» **TASK REQUIREMENTS**
In the records below, find the line that contains "What data populates". Retype that line and all the lines after it through the end, leaving out the pictures.

» **MATERIALS PROVIDED**
______________________________

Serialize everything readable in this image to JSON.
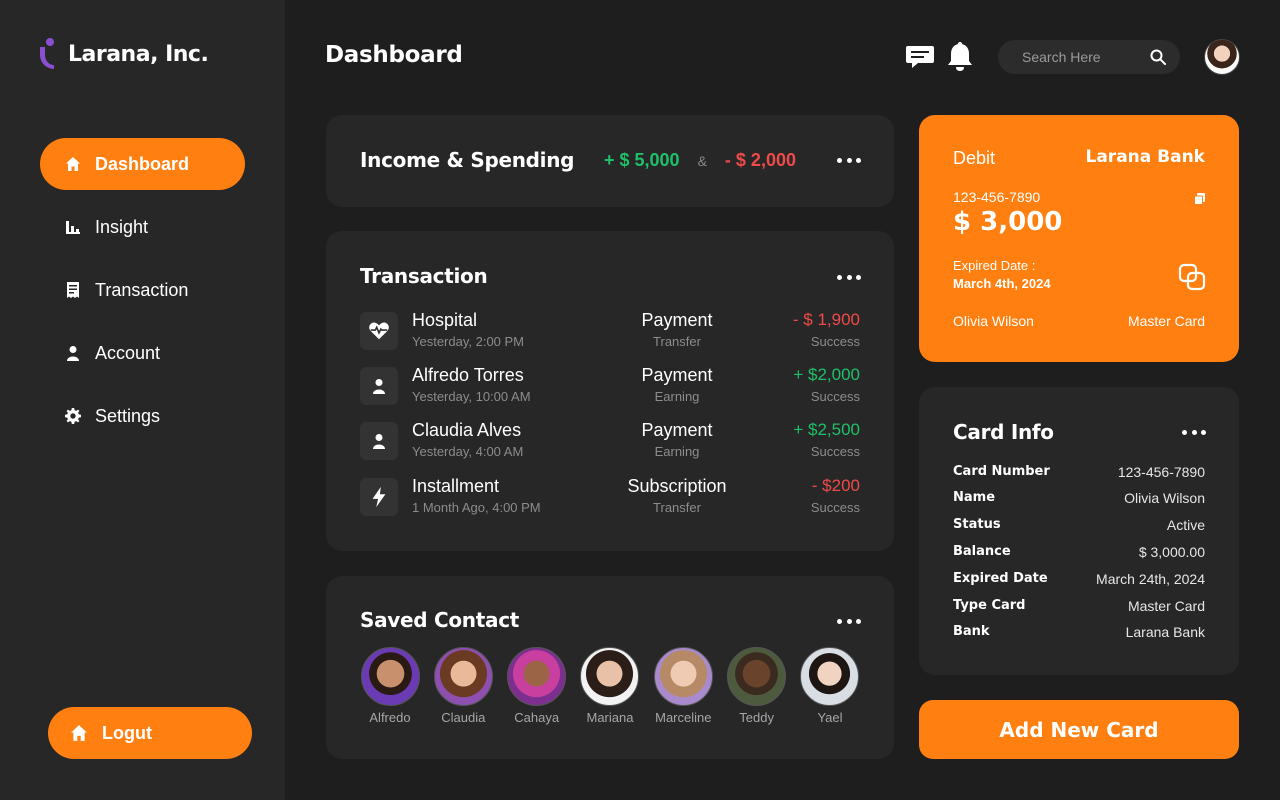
{
  "brand": {
    "name": "Larana, Inc."
  },
  "sidebar": {
    "items": [
      {
        "label": "Dashboard",
        "icon": "home-icon"
      },
      {
        "label": "Insight",
        "icon": "bar-chart-icon"
      },
      {
        "label": "Transaction",
        "icon": "receipt-icon"
      },
      {
        "label": "Account",
        "icon": "user-icon"
      },
      {
        "label": "Settings",
        "icon": "gear-icon"
      }
    ],
    "logout_label": "Logut"
  },
  "header": {
    "title": "Dashboard",
    "search_placeholder": "Search Here"
  },
  "income": {
    "title": "Income & Spending",
    "income_value": "+ $ 5,000",
    "separator": "&",
    "spending_value": "- $ 2,000"
  },
  "transaction": {
    "title": "Transaction",
    "rows": [
      {
        "icon": "heart-pulse-icon",
        "name": "Hospital",
        "time": "Yesterday, 2:00 PM",
        "category": "Payment",
        "type": "Transfer",
        "amount": "- $ 1,900",
        "status": "Success",
        "direction": "out"
      },
      {
        "icon": "user-icon",
        "name": "Alfredo Torres",
        "time": "Yesterday, 10:00 AM",
        "category": "Payment",
        "type": "Earning",
        "amount": "+ $2,000",
        "status": "Success",
        "direction": "in"
      },
      {
        "icon": "user-icon",
        "name": "Claudia Alves",
        "time": "Yesterday, 4:00 AM",
        "category": "Payment",
        "type": "Earning",
        "amount": "+ $2,500",
        "status": "Success",
        "direction": "in"
      },
      {
        "icon": "lightning-icon",
        "name": "Installment",
        "time": "1 Month Ago, 4:00 PM",
        "category": "Subscription",
        "type": "Transfer",
        "amount": "- $200",
        "status": "Success",
        "direction": "out"
      }
    ]
  },
  "contacts": {
    "title": "Saved Contact",
    "people": [
      {
        "name": "Alfredo"
      },
      {
        "name": "Claudia"
      },
      {
        "name": "Cahaya"
      },
      {
        "name": "Mariana"
      },
      {
        "name": "Marceline"
      },
      {
        "name": "Teddy"
      },
      {
        "name": "Yael"
      }
    ]
  },
  "debit_card": {
    "type": "Debit",
    "bank": "Larana Bank",
    "number": "123-456-7890",
    "balance": "$ 3,000",
    "expired_label": "Expired Date :",
    "expired_value": "March 4th, 2024",
    "owner": "Olivia Wilson",
    "network": "Master Card"
  },
  "card_info": {
    "title": "Card Info",
    "rows": [
      {
        "label": "Card Number",
        "value": "123-456-7890"
      },
      {
        "label": "Name",
        "value": "Olivia Wilson"
      },
      {
        "label": "Status",
        "value": "Active"
      },
      {
        "label": "Balance",
        "value": "$ 3,000.00"
      },
      {
        "label": "Expired Date",
        "value": "March 24th, 2024"
      },
      {
        "label": "Type Card",
        "value": "Master Card"
      },
      {
        "label": "Bank",
        "value": "Larana Bank"
      }
    ]
  },
  "add_card_label": "Add New Card",
  "colors": {
    "accent": "#ff8010",
    "background": "#1e1e1e",
    "panel": "#272727",
    "positive": "#1fc06a",
    "negative": "#ef4a4a",
    "brand_mark": "#8a4fd1"
  }
}
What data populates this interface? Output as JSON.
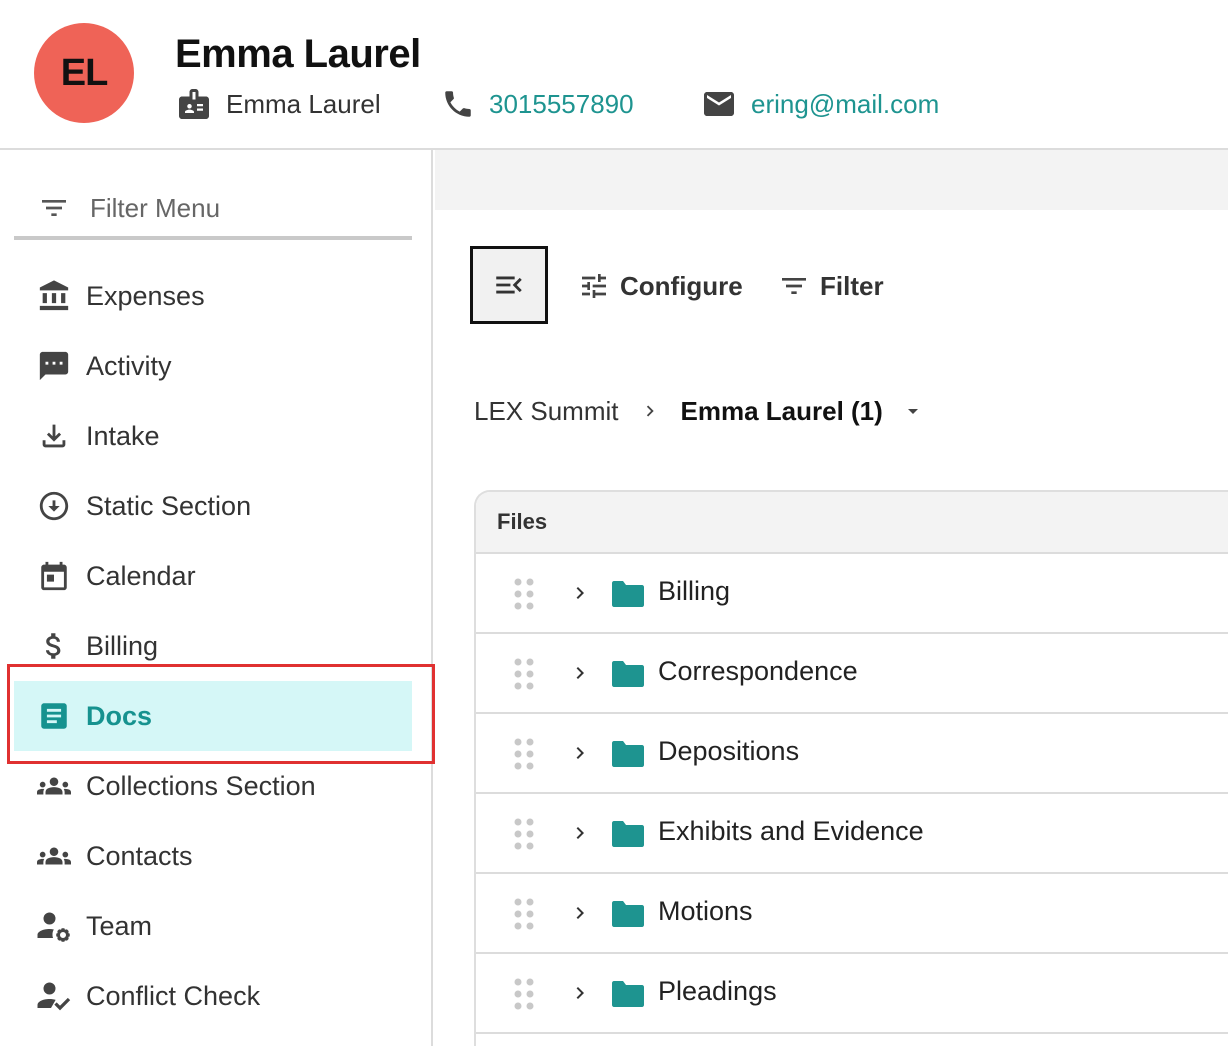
{
  "header": {
    "initials": "EL",
    "name": "Emma Laurel",
    "contact_name": "Emma Laurel",
    "phone": "3015557890",
    "email": "ering@mail.com"
  },
  "sidebar": {
    "filter_label": "Filter Menu",
    "items": [
      {
        "label": "Expenses",
        "icon": "bank-icon"
      },
      {
        "label": "Activity",
        "icon": "chat-icon"
      },
      {
        "label": "Intake",
        "icon": "download-icon"
      },
      {
        "label": "Static Section",
        "icon": "circle-arrow-down-icon"
      },
      {
        "label": "Calendar",
        "icon": "calendar-icon"
      },
      {
        "label": "Billing",
        "icon": "dollar-icon"
      },
      {
        "label": "Docs",
        "icon": "document-icon",
        "active": true
      },
      {
        "label": "Collections Section",
        "icon": "group-icon"
      },
      {
        "label": "Contacts",
        "icon": "group-icon"
      },
      {
        "label": "Team",
        "icon": "user-gear-icon"
      },
      {
        "label": "Conflict Check",
        "icon": "user-check-icon"
      }
    ]
  },
  "toolbar": {
    "configure_label": "Configure",
    "filter_label": "Filter"
  },
  "breadcrumb": {
    "parent": "LEX Summit",
    "current": "Emma Laurel (1)"
  },
  "files": {
    "header": "Files",
    "folders": [
      "Billing",
      "Correspondence",
      "Depositions",
      "Exhibits and Evidence",
      "Motions",
      "Pleadings"
    ]
  },
  "colors": {
    "accent": "#1e9490",
    "active_bg": "#d5f7f7",
    "avatar": "#ef6357",
    "highlight": "#e03131"
  }
}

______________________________

» **ANSWER BELOW**
What data populates this interface? Output as JSON.
{
  "header": {
    "initials": "EL",
    "name": "Emma Laurel",
    "contact_name": "Emma Laurel",
    "phone": "3015557890",
    "email": "ering@mail.com"
  },
  "sidebar": {
    "filter_label": "Filter Menu",
    "items": [
      {
        "label": "Expenses",
        "icon": "bank-icon"
      },
      {
        "label": "Activity",
        "icon": "chat-icon"
      },
      {
        "label": "Intake",
        "icon": "download-icon"
      },
      {
        "label": "Static Section",
        "icon": "circle-arrow-down-icon"
      },
      {
        "label": "Calendar",
        "icon": "calendar-icon"
      },
      {
        "label": "Billing",
        "icon": "dollar-icon"
      },
      {
        "label": "Docs",
        "icon": "document-icon",
        "active": true
      },
      {
        "label": "Collections Section",
        "icon": "group-icon"
      },
      {
        "label": "Contacts",
        "icon": "group-icon"
      },
      {
        "label": "Team",
        "icon": "user-gear-icon"
      },
      {
        "label": "Conflict Check",
        "icon": "user-check-icon"
      }
    ]
  },
  "toolbar": {
    "configure_label": "Configure",
    "filter_label": "Filter"
  },
  "breadcrumb": {
    "parent": "LEX Summit",
    "current": "Emma Laurel (1)"
  },
  "files": {
    "header": "Files",
    "folders": [
      "Billing",
      "Correspondence",
      "Depositions",
      "Exhibits and Evidence",
      "Motions",
      "Pleadings"
    ]
  },
  "colors": {
    "accent": "#1e9490",
    "active_bg": "#d5f7f7",
    "avatar": "#ef6357",
    "highlight": "#e03131"
  }
}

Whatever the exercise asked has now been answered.